■ **Exercise**
Tell how many lines below include the word "label". Only the number should appear.

■ **Record extracts**

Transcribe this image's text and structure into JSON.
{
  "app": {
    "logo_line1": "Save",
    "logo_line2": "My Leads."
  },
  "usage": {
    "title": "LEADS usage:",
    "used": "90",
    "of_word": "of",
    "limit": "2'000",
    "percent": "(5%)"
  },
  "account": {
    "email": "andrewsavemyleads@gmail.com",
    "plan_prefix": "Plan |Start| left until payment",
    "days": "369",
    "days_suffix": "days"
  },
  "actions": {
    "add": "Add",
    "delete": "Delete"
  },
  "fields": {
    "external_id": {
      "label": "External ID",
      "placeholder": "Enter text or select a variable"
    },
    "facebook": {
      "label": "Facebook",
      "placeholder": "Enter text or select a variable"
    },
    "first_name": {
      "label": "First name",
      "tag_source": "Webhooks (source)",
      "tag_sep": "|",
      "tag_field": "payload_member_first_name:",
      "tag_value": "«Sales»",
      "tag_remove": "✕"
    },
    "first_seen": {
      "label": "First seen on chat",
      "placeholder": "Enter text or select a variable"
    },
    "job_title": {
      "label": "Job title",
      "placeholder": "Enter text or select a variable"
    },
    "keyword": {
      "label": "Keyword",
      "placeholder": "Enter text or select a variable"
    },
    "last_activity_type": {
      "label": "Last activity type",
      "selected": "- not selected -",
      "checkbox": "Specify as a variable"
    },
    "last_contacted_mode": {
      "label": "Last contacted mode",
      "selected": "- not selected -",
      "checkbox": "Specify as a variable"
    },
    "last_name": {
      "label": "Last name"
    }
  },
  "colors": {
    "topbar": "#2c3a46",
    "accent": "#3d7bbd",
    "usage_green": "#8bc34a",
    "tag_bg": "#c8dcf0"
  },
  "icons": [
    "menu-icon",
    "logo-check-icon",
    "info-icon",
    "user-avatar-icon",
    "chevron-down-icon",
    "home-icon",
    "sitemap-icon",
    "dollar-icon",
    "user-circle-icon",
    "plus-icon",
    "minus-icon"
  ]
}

■ **Completed exercise**
9